It’s all about managing transitions
Being an ultra athlete is about minding transition time
Coming home from Idaho, having truly enjoyed the Fat Pursuit Workshop, and wanting to continue living in the headspace of adventure, I downloaded and listened to the audiobook, Rusch to Glory, by one of our workshop coaches, Rebecca Rusch. I highly recommend it.
She talks a lot about her life and amazing adventures as an adventure race athlete and then an ultra distance mountain biker. Nicknamed the “Queen of Pain,” her ability to race harder and suffer harder has led to a rich race résumé as an athlete. But when you read her words, or, as in my case with the audiobook, hear her talk about her experiences, or listen to her coaching at the workshop, you realize her strength and courage go way beyond her palmarés.
Everybody will take from this book what they need for where they are in life and their own experience, and I do believe the book challenges us to think about what our next epic quest will be. And also, how will we conquer that epic quest? It doesn’t have to be a bike race. It may be building something at your job, or writing a book, or making a big presentation. To each their own epic.

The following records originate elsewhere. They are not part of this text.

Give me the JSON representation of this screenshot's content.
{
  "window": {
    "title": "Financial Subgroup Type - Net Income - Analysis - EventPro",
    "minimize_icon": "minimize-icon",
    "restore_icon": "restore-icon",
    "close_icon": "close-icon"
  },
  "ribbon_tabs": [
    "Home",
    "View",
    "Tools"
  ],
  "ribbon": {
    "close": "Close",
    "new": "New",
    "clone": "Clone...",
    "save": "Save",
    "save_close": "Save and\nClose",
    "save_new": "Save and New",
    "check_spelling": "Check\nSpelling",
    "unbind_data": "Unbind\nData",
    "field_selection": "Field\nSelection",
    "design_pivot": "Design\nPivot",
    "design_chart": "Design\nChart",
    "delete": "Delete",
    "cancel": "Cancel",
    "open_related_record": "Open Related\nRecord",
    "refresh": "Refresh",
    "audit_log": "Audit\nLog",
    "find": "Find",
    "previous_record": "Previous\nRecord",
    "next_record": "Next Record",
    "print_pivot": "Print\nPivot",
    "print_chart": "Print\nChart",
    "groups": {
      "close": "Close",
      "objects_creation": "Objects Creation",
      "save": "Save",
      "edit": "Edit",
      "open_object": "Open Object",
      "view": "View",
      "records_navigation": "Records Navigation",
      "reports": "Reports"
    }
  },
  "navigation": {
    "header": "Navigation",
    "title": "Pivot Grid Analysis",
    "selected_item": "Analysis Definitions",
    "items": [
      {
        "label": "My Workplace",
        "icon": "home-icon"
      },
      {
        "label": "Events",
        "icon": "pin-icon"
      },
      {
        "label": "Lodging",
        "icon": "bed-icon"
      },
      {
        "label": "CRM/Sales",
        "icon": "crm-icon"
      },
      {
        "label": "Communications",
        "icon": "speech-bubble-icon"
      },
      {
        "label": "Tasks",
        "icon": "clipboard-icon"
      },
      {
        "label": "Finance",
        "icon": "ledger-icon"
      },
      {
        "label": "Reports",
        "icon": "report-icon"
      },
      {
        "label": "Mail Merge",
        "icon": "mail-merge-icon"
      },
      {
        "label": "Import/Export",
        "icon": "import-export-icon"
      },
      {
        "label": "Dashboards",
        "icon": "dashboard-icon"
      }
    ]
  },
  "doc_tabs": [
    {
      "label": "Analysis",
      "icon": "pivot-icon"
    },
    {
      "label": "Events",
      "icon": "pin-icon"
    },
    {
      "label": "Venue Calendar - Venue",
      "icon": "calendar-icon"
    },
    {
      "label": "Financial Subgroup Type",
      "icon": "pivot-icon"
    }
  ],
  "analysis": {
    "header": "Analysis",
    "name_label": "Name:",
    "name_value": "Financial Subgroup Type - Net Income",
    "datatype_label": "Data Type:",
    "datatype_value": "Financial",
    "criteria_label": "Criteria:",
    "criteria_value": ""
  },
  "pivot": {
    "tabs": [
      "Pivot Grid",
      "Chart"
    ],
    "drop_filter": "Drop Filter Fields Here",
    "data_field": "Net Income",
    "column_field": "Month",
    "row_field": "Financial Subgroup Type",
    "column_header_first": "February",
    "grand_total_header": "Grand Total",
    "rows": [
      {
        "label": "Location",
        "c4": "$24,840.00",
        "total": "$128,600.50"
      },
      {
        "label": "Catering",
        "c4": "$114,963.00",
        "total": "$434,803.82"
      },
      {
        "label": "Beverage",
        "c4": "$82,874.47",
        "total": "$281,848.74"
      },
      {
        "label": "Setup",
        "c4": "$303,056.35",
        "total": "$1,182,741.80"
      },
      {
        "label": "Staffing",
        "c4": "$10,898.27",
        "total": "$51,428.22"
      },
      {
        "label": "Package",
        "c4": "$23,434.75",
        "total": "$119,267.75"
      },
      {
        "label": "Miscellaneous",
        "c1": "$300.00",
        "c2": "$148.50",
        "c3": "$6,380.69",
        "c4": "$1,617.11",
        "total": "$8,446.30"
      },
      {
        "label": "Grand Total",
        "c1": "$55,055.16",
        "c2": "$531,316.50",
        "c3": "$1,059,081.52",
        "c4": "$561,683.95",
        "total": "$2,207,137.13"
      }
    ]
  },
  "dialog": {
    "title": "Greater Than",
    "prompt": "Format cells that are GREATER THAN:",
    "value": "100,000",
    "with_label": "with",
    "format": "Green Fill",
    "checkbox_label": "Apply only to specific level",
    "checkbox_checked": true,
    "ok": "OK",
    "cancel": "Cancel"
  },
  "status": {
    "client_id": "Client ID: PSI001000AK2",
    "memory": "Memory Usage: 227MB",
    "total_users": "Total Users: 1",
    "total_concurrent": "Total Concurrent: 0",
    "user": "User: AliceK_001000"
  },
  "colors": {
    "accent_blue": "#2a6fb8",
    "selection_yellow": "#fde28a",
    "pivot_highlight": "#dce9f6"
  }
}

For me, the quest continues to be excelling at racing my bike and living adventures, a way I express myself in this world, in addition to creating and contributing in my profession. This has always been a challenge, and sometimes I have heard myself say in my mind, “You’re a doctor. What are you thinking of trying to be an athlete?” And, “I just don’t have time to train.” I named that inner negative voice “Reviewer #2,” which does make me laugh at her just a little, and in so doing, the nickname disempowers her as well. Some of those voices originated outside of my head, like when I was earlier in my career, but through the years I realize at various moments I have chosen whether or not I still listen to that negative voice. We manifest what we tell ourselves. And at different times in my life, the voice is louder or softer. During the first year of the pandemic, I let that voice take over as my focus went completely away from riding my bike, impacting my own health in the process. I put it at bay for the most part when I made my first attempt of the Colorado Trail Race in 2021. Then last year as I worked through important transitions in my volunteer work the voice won again… until I traveled to Corsica and rode bikes with friends, which became a pivot point for me, and then later in the summer bought a gravel bike and fell back in love with racing again.
Anyway, back to her book… I give you that context, because I think in her writing, I found a solution to be able to live the life I want professionally and also athletically, as it is how I express myself in the world. The two must coexist.
When doing any sort of ultra race, in addition to amazing skills, one has, aerobic capacity, strength, and tenacity, nutrition, equipment, and a support team. Yet one of the key strategies in the race is to mind your transition time. When you race 24-hour races or 100-mile ultra events, you have to stop briefly to refuel, or pick up water, bottles, restock nutrition, and all of that, and one of the keys in a race is to make sure that that downtime is minimized. You don’t want to waste time in transition, because your competitors may pass you. I experienced the importance of transition time when we raced in the Race Across America, and in every ultra race since, but I don’t know if I was acutely as mindful of it as Rebecca describes she is when she races. What I took away from this is that there certainly is a lot of extra wasted “transition time” in my day-to-day life. When I say “I don’t have time to ____,” how much time do I spend looking at my news app or looking at social media stuff? It turns out that there are definite transition times that could add up to another workout or two, not to mention better mental health with getting off of these extraneous media stimulants.
That’s not to say that downtime is unimportant. It certainly is. But it all gets back to being intentional, and the value of pursuing intentionality.
So with this realization, I’m finding that I can quiet that Reviewer #2 narrative, that I tell myself, and my new mantra of “ be mindful of transitions” well help me stay on course. We choose our priorities.
Do you see any areas of transition time that are holding you back from your goals? How will you make your training plan and race plan?
The other message I took away from her book, is the value of a team, or a “crew van” as I have written about in the past, and her strong relationship with her coaches. So with that I have decided to bring on a coach to help me on this path back to the Colorado Trail Race, and that is a topic for a future post.